> DIRECTIONS FOR THIS TASK:
Any image in the records is to be skipped; everything else should be reproduced exactly.
↓↓↓
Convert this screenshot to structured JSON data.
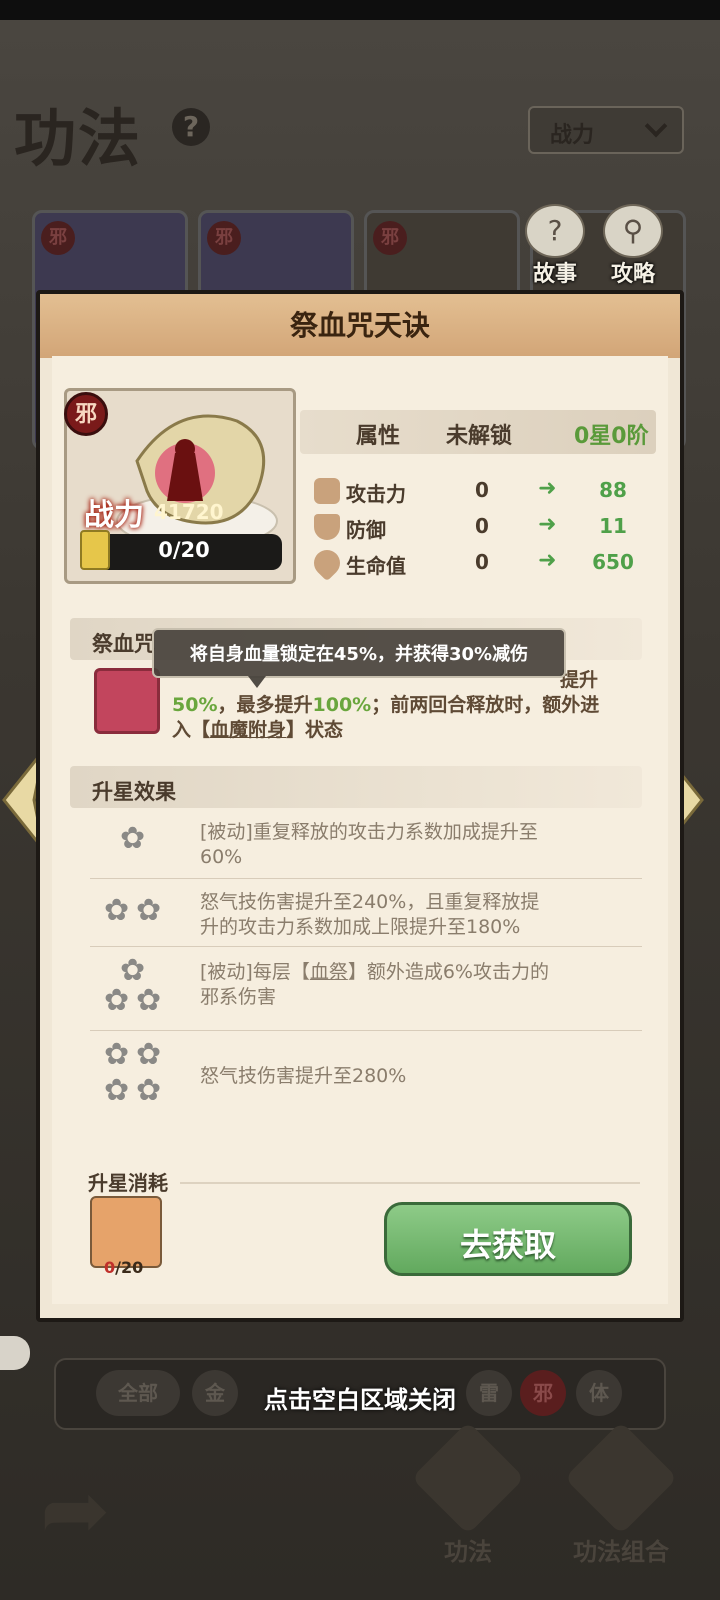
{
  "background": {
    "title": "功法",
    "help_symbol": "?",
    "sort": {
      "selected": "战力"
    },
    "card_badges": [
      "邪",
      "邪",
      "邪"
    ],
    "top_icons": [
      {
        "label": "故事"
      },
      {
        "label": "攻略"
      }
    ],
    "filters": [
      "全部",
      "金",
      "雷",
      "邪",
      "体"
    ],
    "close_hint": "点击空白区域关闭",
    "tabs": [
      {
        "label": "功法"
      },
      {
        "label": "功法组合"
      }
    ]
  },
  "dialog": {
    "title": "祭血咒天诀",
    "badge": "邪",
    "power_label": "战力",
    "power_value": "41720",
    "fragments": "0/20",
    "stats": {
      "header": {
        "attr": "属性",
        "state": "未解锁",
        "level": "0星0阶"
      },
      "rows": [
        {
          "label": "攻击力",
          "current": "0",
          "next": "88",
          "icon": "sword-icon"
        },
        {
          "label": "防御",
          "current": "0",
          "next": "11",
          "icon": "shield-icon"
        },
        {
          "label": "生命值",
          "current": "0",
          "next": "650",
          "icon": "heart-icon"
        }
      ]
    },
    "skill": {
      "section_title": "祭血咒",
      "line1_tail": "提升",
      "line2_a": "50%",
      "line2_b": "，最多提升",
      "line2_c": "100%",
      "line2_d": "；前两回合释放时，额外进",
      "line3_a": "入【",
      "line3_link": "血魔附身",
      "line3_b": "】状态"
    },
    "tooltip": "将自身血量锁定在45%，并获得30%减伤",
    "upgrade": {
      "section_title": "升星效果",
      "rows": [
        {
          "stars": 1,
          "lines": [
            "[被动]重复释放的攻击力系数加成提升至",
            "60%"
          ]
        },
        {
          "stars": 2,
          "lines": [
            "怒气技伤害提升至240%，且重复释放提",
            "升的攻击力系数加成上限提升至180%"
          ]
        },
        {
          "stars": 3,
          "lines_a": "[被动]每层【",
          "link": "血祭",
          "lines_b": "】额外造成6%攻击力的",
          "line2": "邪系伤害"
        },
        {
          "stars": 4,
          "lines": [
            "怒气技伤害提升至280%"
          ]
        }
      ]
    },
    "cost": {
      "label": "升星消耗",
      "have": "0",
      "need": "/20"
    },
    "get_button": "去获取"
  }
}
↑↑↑
> OUTPUT FOR THIS TASK:
Convert this screenshot to structured JSON data.
{
  "background": {
    "title": "功法",
    "help_symbol": "?",
    "sort": {
      "selected": "战力"
    },
    "card_badges": [
      "邪",
      "邪",
      "邪"
    ],
    "top_icons": [
      {
        "label": "故事"
      },
      {
        "label": "攻略"
      }
    ],
    "filters": [
      "全部",
      "金",
      "雷",
      "邪",
      "体"
    ],
    "close_hint": "点击空白区域关闭",
    "tabs": [
      {
        "label": "功法"
      },
      {
        "label": "功法组合"
      }
    ]
  },
  "dialog": {
    "title": "祭血咒天诀",
    "badge": "邪",
    "power_label": "战力",
    "power_value": "41720",
    "fragments": "0/20",
    "stats": {
      "header": {
        "attr": "属性",
        "state": "未解锁",
        "level": "0星0阶"
      },
      "rows": [
        {
          "label": "攻击力",
          "current": "0",
          "next": "88",
          "icon": "sword-icon"
        },
        {
          "label": "防御",
          "current": "0",
          "next": "11",
          "icon": "shield-icon"
        },
        {
          "label": "生命值",
          "current": "0",
          "next": "650",
          "icon": "heart-icon"
        }
      ]
    },
    "skill": {
      "section_title": "祭血咒",
      "line1_tail": "提升",
      "line2_a": "50%",
      "line2_b": "，最多提升",
      "line2_c": "100%",
      "line2_d": "；前两回合释放时，额外进",
      "line3_a": "入【",
      "line3_link": "血魔附身",
      "line3_b": "】状态"
    },
    "tooltip": "将自身血量锁定在45%，并获得30%减伤",
    "upgrade": {
      "section_title": "升星效果",
      "rows": [
        {
          "stars": 1,
          "lines": [
            "[被动]重复释放的攻击力系数加成提升至",
            "60%"
          ]
        },
        {
          "stars": 2,
          "lines": [
            "怒气技伤害提升至240%，且重复释放提",
            "升的攻击力系数加成上限提升至180%"
          ]
        },
        {
          "stars": 3,
          "lines_a": "[被动]每层【",
          "link": "血祭",
          "lines_b": "】额外造成6%攻击力的",
          "line2": "邪系伤害"
        },
        {
          "stars": 4,
          "lines": [
            "怒气技伤害提升至280%"
          ]
        }
      ]
    },
    "cost": {
      "label": "升星消耗",
      "have": "0",
      "need": "/20"
    },
    "get_button": "去获取"
  }
}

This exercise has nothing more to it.